- The obligatory Super Hole VII – Creative Director edition @ The Tech Report
Subject: Editorial, General Tech | February 2, 2013 - 06:23 PM | Scott Michaud
Tagged: webkit, w3c, microsoft, internet explorer, html5
Microsoft has been doing their penance for the sins against web developers of the two decades past. The company does not want developers to target specific browsers and opt to include W3C implementations of features if they are available.
Microsoft traditionally fought web standards, forcing developers to implement ActiveX and filters to access advanced features such as opacity. Web developers would program their websites multiple times to account for the... intricacies... of Internet Explorer when compared to virtually every other browser.
Now Google and Apple, rightfully or otherwise (respectively, trollolol), are heavily gaining in popularity. This increase in popularity leads to websites implementing features exclusively for Webkit-based browsers. Internet Explorer is not the browser which gets targeted for advanced effect. If there is Internet Explorer-specific code in sites it is usually workarounds for earlier versions of the browser and only muck up Microsoft's recent standards-compliance by feeding it non-standard junk.
It has been an uphill battle for Microsoft to push users to upgrade their browsers and web developers to upgrade their sites. “modern.IE” is a service which checks for typical incompatibilities and allows for developers to test their site across multiple versions of IE.
Even still, several web technologies are absent in Internet Explorer as they have not been adopted by the W3C. WebGL and WebCL seek to make the web browser into high-performance platform for applications. Microsoft has been vocal about not supporting these Khronos-backed technologies on the grounds of security. Instead of building out web browsers as a cross-platform application platform Microsoft is pushing hard to not get their app marketplace ignored.

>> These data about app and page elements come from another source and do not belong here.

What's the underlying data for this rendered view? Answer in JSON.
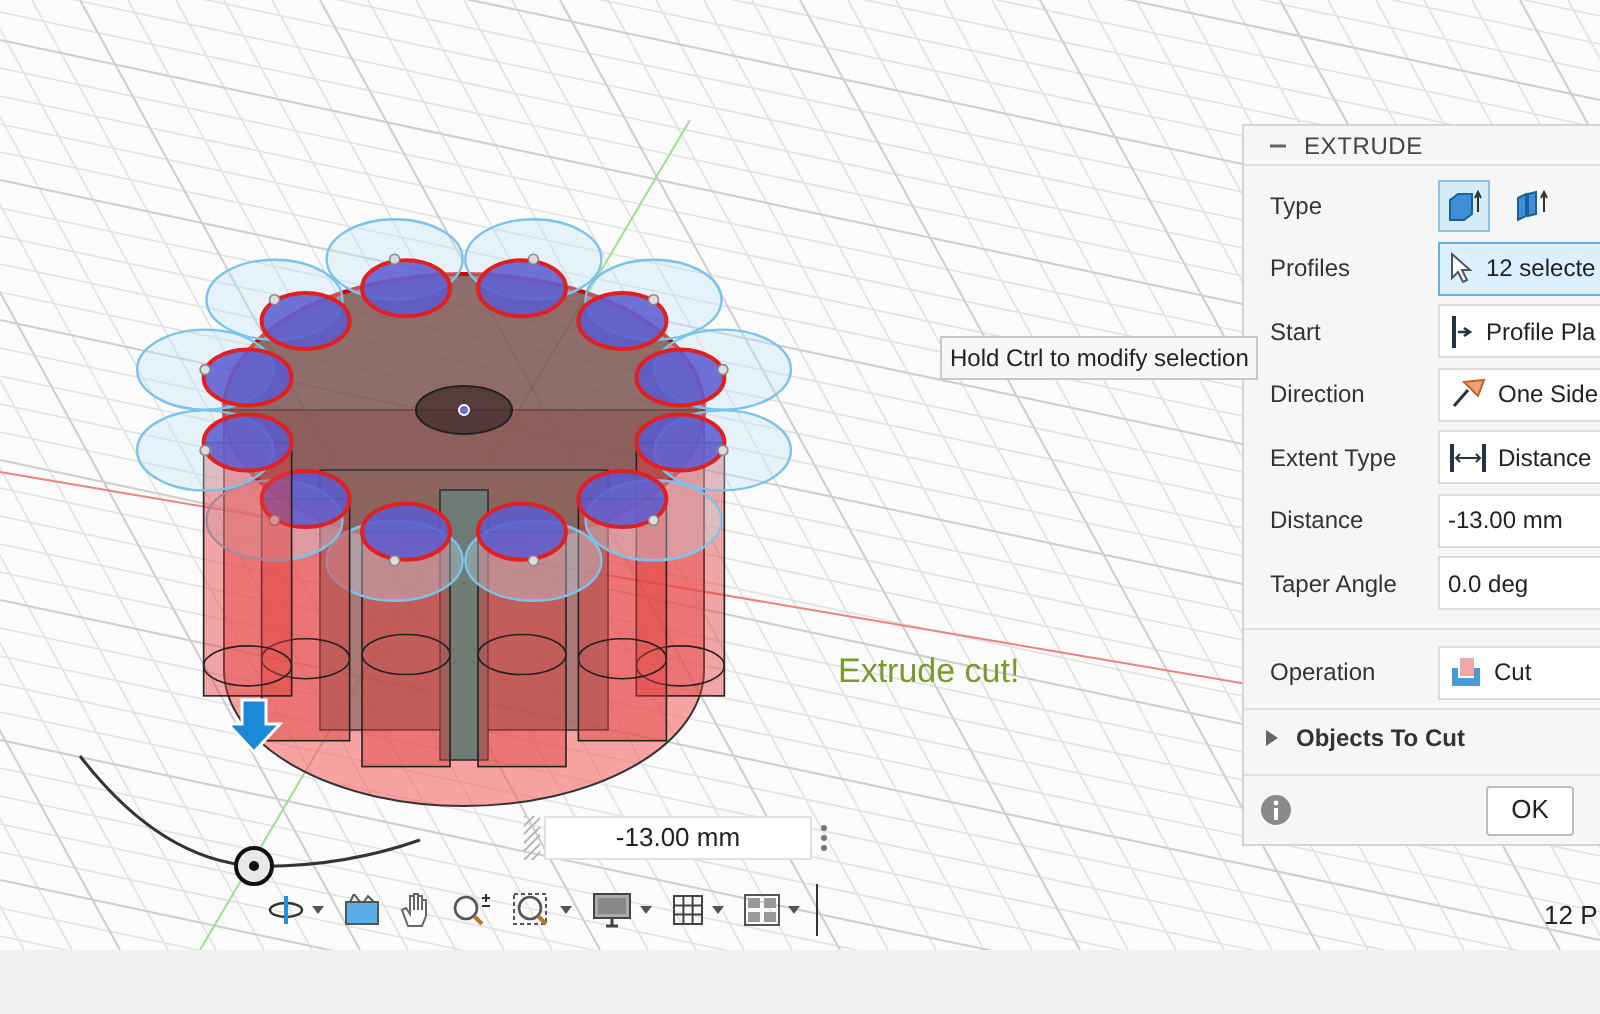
{
  "viewport": {
    "annotation": "Extrude cut!",
    "tooltip": "Hold Ctrl to modify selection",
    "status_text": "12 P",
    "dimension_input": {
      "value": "-13.00 mm"
    }
  },
  "toolbar": [
    {
      "kind": "orbit",
      "has_menu": true
    },
    {
      "kind": "look",
      "has_menu": false
    },
    {
      "kind": "pan",
      "has_menu": false
    },
    {
      "kind": "zoom",
      "has_menu": false
    },
    {
      "kind": "fit",
      "has_menu": true
    },
    {
      "kind": "display",
      "has_menu": true
    },
    {
      "kind": "grid",
      "has_menu": true
    },
    {
      "kind": "viewports",
      "has_menu": true
    }
  ],
  "panel": {
    "title": "EXTRUDE",
    "collapsed": false,
    "rows": [
      {
        "kind": "type",
        "label": "Type",
        "options": [
          {
            "selected": true
          },
          {
            "selected": false
          }
        ]
      },
      {
        "kind": "selection",
        "label": "Profiles",
        "value": "12 selecte",
        "selected": true
      },
      {
        "kind": "start",
        "label": "Start",
        "value": "Profile Pla"
      },
      {
        "kind": "direction",
        "label": "Direction",
        "value": "One Side"
      },
      {
        "kind": "extent",
        "label": "Extent Type",
        "value": "Distance"
      },
      {
        "kind": "input",
        "label": "Distance",
        "value": "-13.00 mm"
      },
      {
        "kind": "input",
        "label": "Taper Angle",
        "value": "0.0 deg"
      },
      {
        "kind": "operation",
        "label": "Operation",
        "value": "Cut",
        "divider": true
      }
    ],
    "section": {
      "label": "Objects To Cut",
      "expanded": false
    },
    "ok_button": "OK"
  }
}
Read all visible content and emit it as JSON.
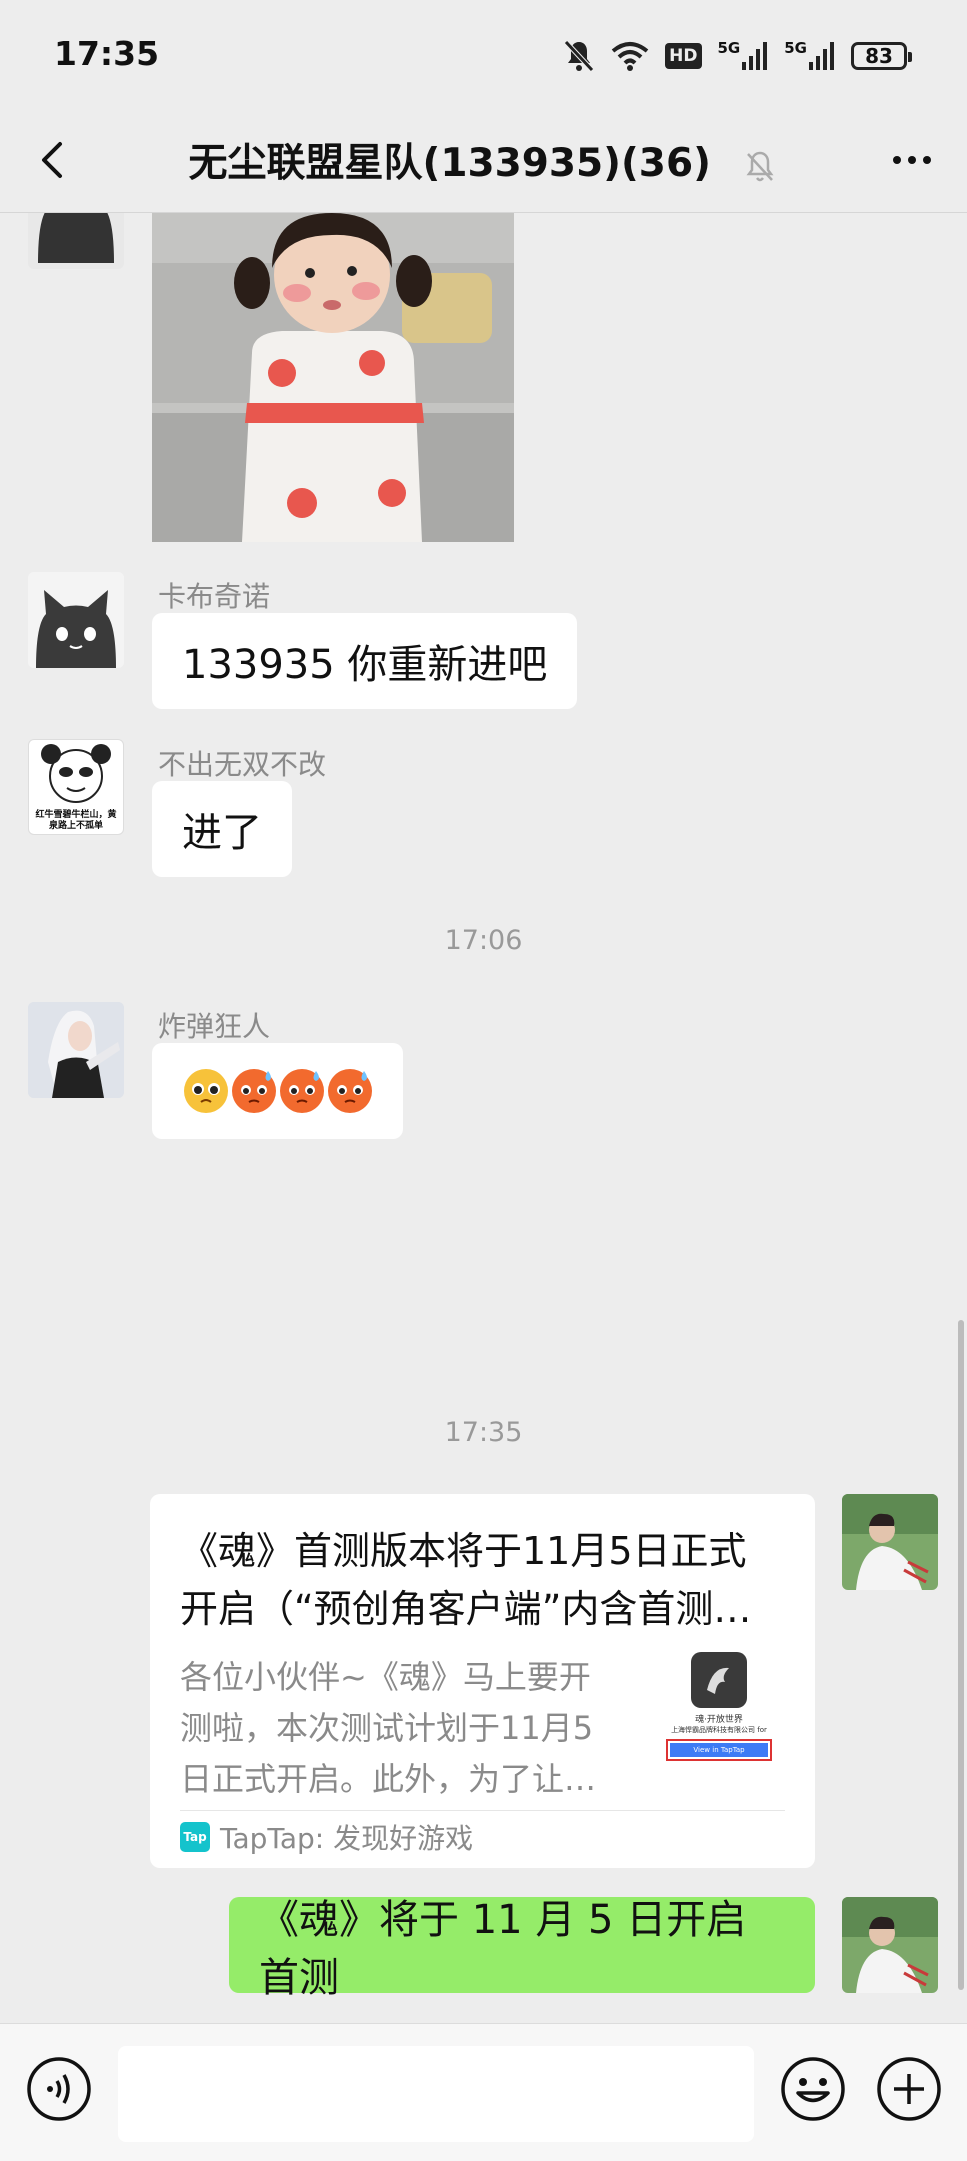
{
  "status_bar": {
    "time": "17:35",
    "battery": "83",
    "icons": [
      "mute-bell-icon",
      "wifi-icon",
      "hd-icon",
      "5g-signal-icon",
      "5g-signal-icon",
      "battery-icon"
    ],
    "hd_label": "HD",
    "net_label": "5G"
  },
  "header": {
    "title": "无尘联盟星队(133935)(36)",
    "back_icon": "chevron-left-icon",
    "mute_icon": "muted-bell-icon",
    "more_icon": "more-dots-icon"
  },
  "messages": [
    {
      "type": "image",
      "from": "other",
      "description": "sticker"
    },
    {
      "type": "text",
      "from": "other",
      "sender": "卡布奇诺",
      "text": "133935 你重新进吧"
    },
    {
      "type": "text",
      "from": "other",
      "sender": "不出无双不改",
      "text": "进了",
      "avatar_caption": "红牛雪碧牛栏山，黄泉路上不孤单"
    },
    {
      "type": "time",
      "text": "17:06"
    },
    {
      "type": "emoji",
      "from": "other",
      "sender": "炸弹狂人",
      "emojis": [
        "pleading-face",
        "sweat-face",
        "sweat-face",
        "sweat-face"
      ]
    },
    {
      "type": "time",
      "text": "17:35"
    },
    {
      "type": "link",
      "from": "me",
      "title": "《魂》首测版本将于11月5日正式开启（“预创角客户端”内含首测…",
      "title_lines": [
        "《魂》首测版本将于11月5日正式",
        "开启（“预创角客户端”内含首测…"
      ],
      "desc_lines": [
        "各位小伙伴~《魂》马上要开",
        "测啦，本次测试计划于11月5",
        "日正式开启。此外，为了让…"
      ],
      "thumb_caption": "魂·开放世界",
      "thumb_company": "上海悍霸品牌科技有限公司 for",
      "thumb_button": "View in TapTap",
      "source": "TapTap: 发现好游戏",
      "source_icon_text": "Tap"
    },
    {
      "type": "text",
      "from": "me",
      "text": "《魂》将于 11 月 5 日开启首测"
    }
  ],
  "input_bar": {
    "voice_icon": "voice-icon",
    "placeholder": "",
    "emoji_icon": "emoji-icon",
    "plus_icon": "plus-icon"
  },
  "colors": {
    "background": "#ededed",
    "my_bubble": "#95ec69",
    "other_bubble": "#ffffff",
    "taptap": "#14c3cc"
  }
}
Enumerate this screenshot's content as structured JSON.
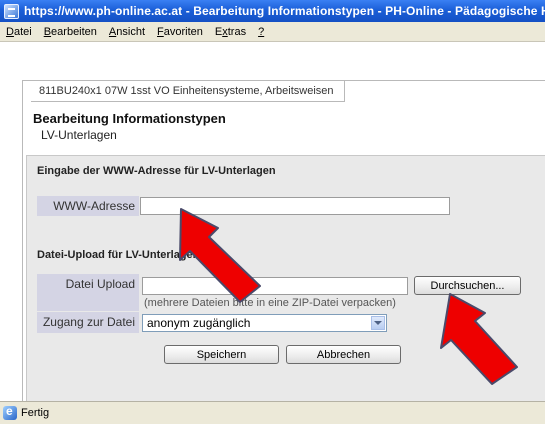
{
  "window": {
    "title": "https://www.ph-online.ac.at - Bearbeitung Informationstypen - PH-Online - Pädagogische Hochs"
  },
  "menu": {
    "items": [
      {
        "pre": "",
        "u": "D",
        "post": "atei"
      },
      {
        "pre": "",
        "u": "B",
        "post": "earbeiten"
      },
      {
        "pre": "",
        "u": "A",
        "post": "nsicht"
      },
      {
        "pre": "",
        "u": "F",
        "post": "avoriten"
      },
      {
        "pre": "E",
        "u": "x",
        "post": "tras"
      },
      {
        "pre": "",
        "u": "?",
        "post": ""
      }
    ]
  },
  "course_tab": "811BU240x1 07W 1sst VO Einheitensysteme, Arbeitsweisen",
  "page": {
    "title": "Bearbeitung Informationstypen",
    "subtitle": "LV-Unterlagen"
  },
  "form": {
    "www_section": "Eingabe der WWW-Adresse für LV-Unterlagen",
    "www_label": "WWW-Adresse",
    "www_value": "",
    "upload_section": "Datei-Upload für LV-Unterlagen",
    "upload_label": "Datei Upload",
    "upload_value": "",
    "browse_button": "Durchsuchen...",
    "upload_hint": "(mehrere Dateien bitte in eine ZIP-Datei verpacken)",
    "access_label": "Zugang zur Datei",
    "access_selected": "anonym zugänglich",
    "save_button": "Speichern",
    "cancel_button": "Abbrechen"
  },
  "status": {
    "text": "Fertig"
  },
  "colors": {
    "titlebar": "#1b5fd8",
    "label_bg": "#d4d4e4",
    "panel_bg": "#e9e9e9",
    "arrow_fill": "#ee0000",
    "arrow_stroke": "#4a4a6a"
  }
}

I am not sure what Microsoft should fear most: that their app marketplace will be smothered by their competitors, or whether they only manage to win the battle after the war changes theaters. You know what they say, history repeats itself.